# [Supplied data]
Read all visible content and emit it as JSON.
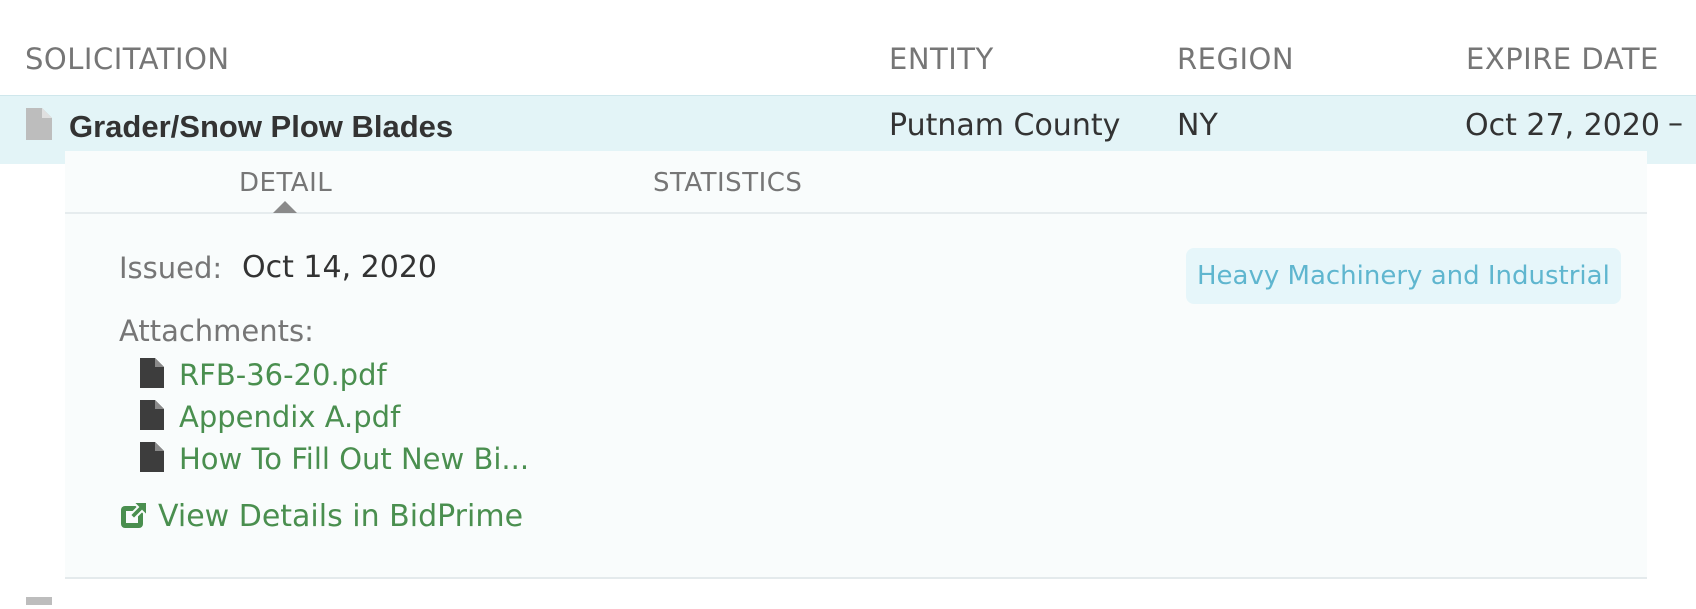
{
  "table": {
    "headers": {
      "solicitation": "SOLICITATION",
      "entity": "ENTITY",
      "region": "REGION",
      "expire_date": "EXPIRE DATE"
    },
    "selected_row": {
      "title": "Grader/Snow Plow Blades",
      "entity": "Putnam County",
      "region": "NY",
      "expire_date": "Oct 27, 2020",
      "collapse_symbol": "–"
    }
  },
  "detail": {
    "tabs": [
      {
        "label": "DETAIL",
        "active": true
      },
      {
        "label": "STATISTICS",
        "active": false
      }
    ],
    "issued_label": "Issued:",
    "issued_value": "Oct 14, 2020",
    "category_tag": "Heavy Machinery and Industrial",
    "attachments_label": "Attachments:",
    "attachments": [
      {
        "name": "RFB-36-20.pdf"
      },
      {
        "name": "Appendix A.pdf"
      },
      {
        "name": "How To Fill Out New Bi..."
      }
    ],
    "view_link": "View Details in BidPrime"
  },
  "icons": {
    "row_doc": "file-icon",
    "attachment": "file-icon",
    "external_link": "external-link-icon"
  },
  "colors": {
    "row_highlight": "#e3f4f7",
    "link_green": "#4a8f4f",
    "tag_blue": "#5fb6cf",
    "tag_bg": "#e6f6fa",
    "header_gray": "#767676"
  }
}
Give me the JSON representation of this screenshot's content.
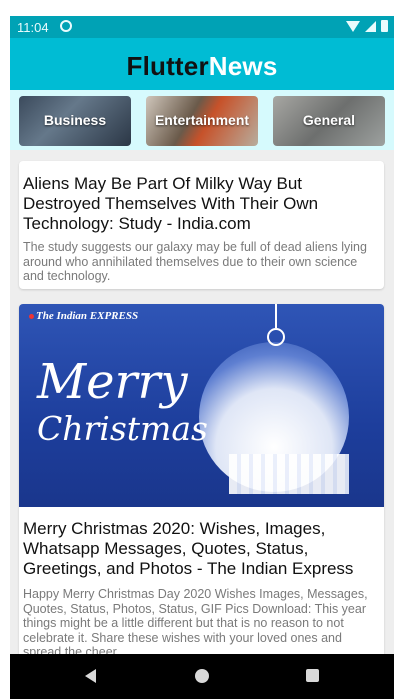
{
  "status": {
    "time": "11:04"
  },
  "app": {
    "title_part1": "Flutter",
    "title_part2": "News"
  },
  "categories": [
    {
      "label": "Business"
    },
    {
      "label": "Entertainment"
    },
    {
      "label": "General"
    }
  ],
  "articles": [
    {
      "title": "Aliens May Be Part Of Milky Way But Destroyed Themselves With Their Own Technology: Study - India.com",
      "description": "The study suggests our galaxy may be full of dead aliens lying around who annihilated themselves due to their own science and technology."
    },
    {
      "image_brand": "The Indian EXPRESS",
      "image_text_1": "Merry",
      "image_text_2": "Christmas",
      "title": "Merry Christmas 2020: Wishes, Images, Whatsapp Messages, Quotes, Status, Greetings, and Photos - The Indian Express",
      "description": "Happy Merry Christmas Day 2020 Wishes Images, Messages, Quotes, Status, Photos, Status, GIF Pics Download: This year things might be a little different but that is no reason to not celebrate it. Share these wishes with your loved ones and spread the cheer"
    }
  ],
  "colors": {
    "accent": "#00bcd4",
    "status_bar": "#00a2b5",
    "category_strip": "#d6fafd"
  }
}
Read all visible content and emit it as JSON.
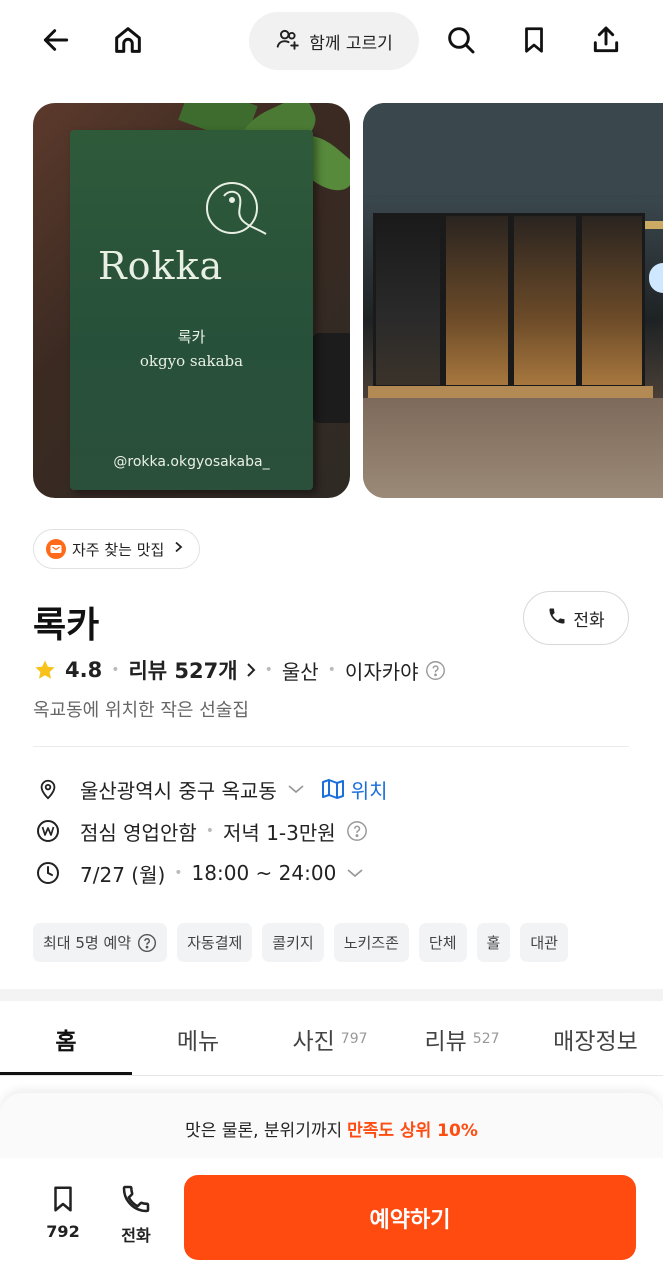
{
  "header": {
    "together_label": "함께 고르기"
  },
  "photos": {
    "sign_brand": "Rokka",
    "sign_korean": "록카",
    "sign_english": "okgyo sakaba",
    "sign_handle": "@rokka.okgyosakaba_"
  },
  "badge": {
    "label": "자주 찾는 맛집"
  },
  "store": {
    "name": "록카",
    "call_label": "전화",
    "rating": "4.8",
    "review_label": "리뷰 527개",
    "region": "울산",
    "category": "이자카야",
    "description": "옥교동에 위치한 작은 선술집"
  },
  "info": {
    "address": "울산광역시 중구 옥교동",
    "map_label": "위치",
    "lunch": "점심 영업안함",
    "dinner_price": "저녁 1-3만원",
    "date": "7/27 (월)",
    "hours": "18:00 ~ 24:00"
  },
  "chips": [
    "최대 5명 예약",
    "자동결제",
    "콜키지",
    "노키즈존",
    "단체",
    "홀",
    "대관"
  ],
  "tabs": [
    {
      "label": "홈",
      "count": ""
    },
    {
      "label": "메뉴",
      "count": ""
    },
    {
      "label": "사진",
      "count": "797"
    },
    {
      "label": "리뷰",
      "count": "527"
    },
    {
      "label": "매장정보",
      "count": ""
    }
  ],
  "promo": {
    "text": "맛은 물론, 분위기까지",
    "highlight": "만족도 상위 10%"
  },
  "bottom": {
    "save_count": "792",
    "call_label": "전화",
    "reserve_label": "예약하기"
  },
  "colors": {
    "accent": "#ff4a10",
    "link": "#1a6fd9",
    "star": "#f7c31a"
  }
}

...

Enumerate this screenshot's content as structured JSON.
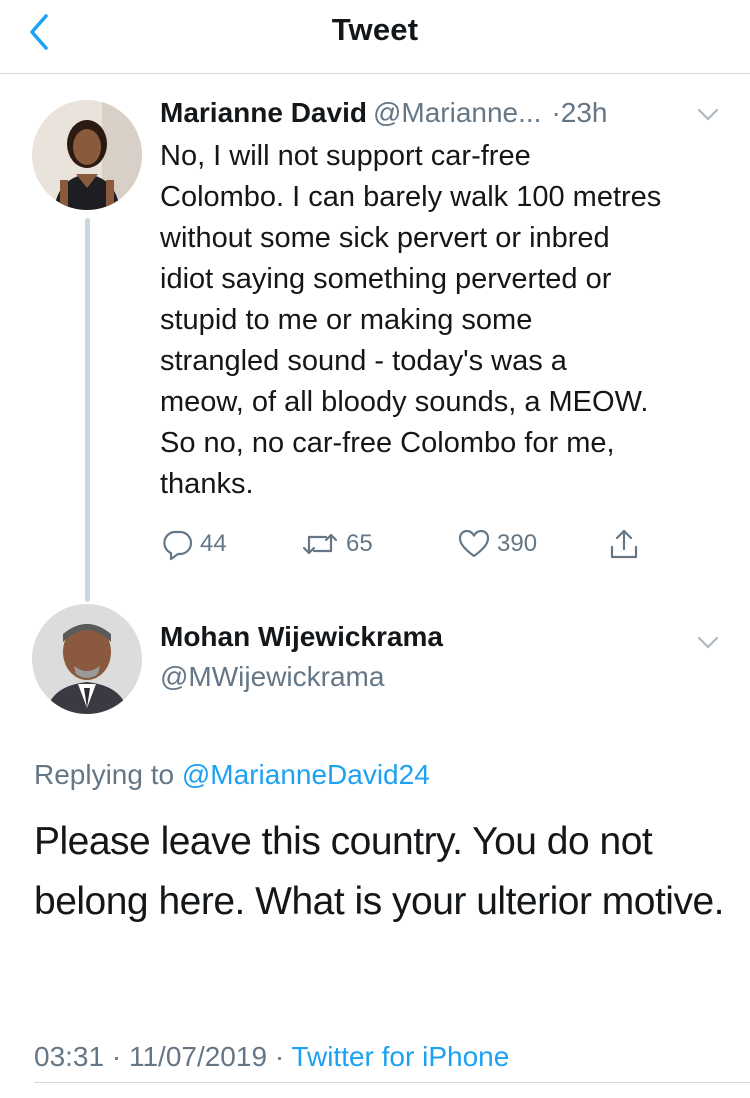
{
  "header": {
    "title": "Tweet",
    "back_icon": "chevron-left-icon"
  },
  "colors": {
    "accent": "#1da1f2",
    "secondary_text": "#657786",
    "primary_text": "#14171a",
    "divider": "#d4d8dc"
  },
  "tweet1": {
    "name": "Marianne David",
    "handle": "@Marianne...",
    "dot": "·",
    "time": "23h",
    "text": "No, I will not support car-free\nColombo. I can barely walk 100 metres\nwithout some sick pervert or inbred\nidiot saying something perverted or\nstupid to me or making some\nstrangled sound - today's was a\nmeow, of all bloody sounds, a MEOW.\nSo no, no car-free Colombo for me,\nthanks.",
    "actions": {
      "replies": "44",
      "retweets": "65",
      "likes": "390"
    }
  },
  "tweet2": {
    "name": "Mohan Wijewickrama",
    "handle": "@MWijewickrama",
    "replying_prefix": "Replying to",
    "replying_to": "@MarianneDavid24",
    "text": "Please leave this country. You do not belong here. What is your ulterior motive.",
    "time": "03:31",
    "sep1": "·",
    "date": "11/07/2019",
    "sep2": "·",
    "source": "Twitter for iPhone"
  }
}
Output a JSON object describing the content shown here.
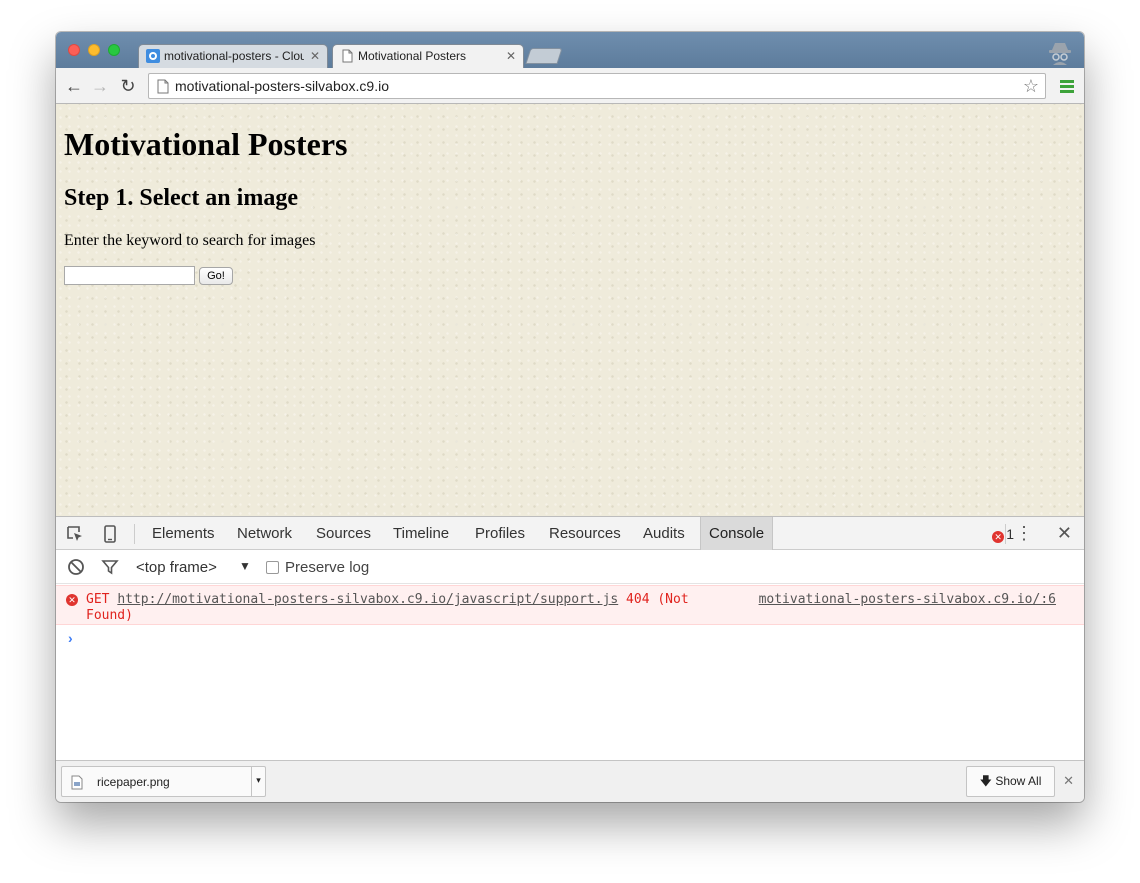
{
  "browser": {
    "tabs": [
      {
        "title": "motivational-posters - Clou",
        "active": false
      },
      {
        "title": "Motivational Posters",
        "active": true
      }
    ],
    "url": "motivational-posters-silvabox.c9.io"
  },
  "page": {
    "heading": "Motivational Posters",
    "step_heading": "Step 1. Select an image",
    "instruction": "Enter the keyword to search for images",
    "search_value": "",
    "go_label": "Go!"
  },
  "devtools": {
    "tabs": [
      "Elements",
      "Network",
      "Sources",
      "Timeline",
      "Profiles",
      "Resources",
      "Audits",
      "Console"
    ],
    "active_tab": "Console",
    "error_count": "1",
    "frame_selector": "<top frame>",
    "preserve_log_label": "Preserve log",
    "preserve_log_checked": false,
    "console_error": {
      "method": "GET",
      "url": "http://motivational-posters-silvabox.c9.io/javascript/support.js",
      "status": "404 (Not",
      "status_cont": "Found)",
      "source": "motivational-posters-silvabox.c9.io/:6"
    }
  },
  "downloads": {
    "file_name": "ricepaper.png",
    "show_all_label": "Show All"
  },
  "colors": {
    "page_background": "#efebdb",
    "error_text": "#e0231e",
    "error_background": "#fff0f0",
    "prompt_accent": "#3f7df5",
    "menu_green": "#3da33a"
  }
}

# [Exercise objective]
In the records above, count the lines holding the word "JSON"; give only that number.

# [Answer]
5